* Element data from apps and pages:
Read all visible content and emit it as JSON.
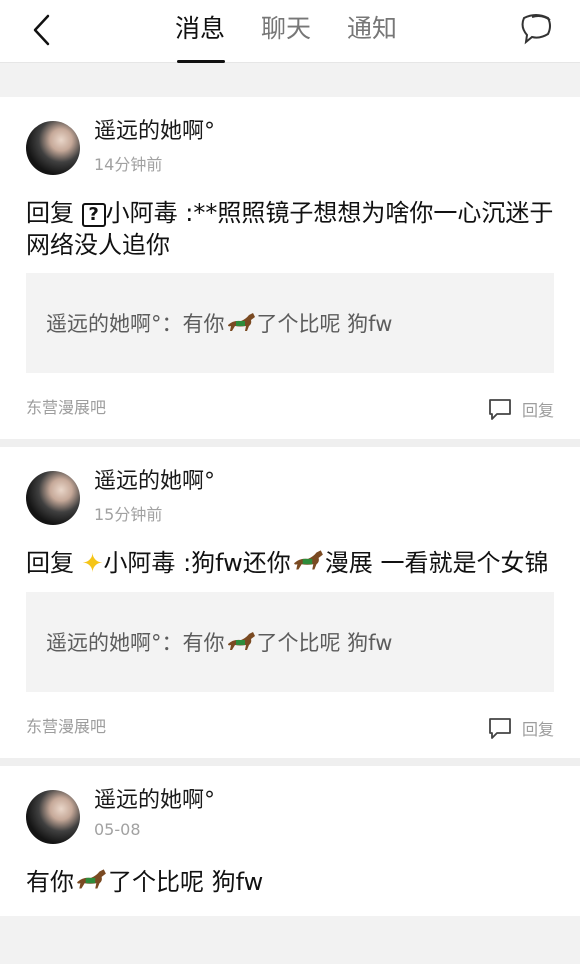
{
  "tabs": [
    "消息",
    "聊天",
    "通知"
  ],
  "cards": [
    {
      "username": "遥远的她啊°",
      "time": "14分钟前",
      "content_prefix": "回复 ",
      "content_rest": "小阿毒 :**照照镜子想想为啥你一心沉迷于网络没人追你",
      "quote_pre": "遥远的她啊°：有你",
      "quote_post": "了个比呢 狗fw",
      "forum": "东营漫展吧",
      "reply_label": "回复"
    },
    {
      "username": "遥远的她啊°",
      "time": "15分钟前",
      "content_prefix": "回复 ",
      "content_mid": "小阿毒 :狗fw还你",
      "content_post": "漫展 一看就是个女锦",
      "quote_pre": "遥远的她啊°：有你",
      "quote_post": "了个比呢 狗fw",
      "forum": "东营漫展吧",
      "reply_label": "回复"
    },
    {
      "username": "遥远的她啊°",
      "time": "05-08",
      "content_pre": "有你",
      "content_post": "了个比呢 狗fw"
    }
  ]
}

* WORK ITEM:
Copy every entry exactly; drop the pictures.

* WRITTEN RESPONSE:
Read all visible content and emit it as JSON.
{
  "tabs": [
    "消息",
    "聊天",
    "通知"
  ],
  "cards": [
    {
      "username": "遥远的她啊°",
      "time": "14分钟前",
      "content_prefix": "回复 ",
      "content_rest": "小阿毒 :**照照镜子想想为啥你一心沉迷于网络没人追你",
      "quote_pre": "遥远的她啊°：有你",
      "quote_post": "了个比呢 狗fw",
      "forum": "东营漫展吧",
      "reply_label": "回复"
    },
    {
      "username": "遥远的她啊°",
      "time": "15分钟前",
      "content_prefix": "回复 ",
      "content_mid": "小阿毒 :狗fw还你",
      "content_post": "漫展 一看就是个女锦",
      "quote_pre": "遥远的她啊°：有你",
      "quote_post": "了个比呢 狗fw",
      "forum": "东营漫展吧",
      "reply_label": "回复"
    },
    {
      "username": "遥远的她啊°",
      "time": "05-08",
      "content_pre": "有你",
      "content_post": "了个比呢 狗fw"
    }
  ]
}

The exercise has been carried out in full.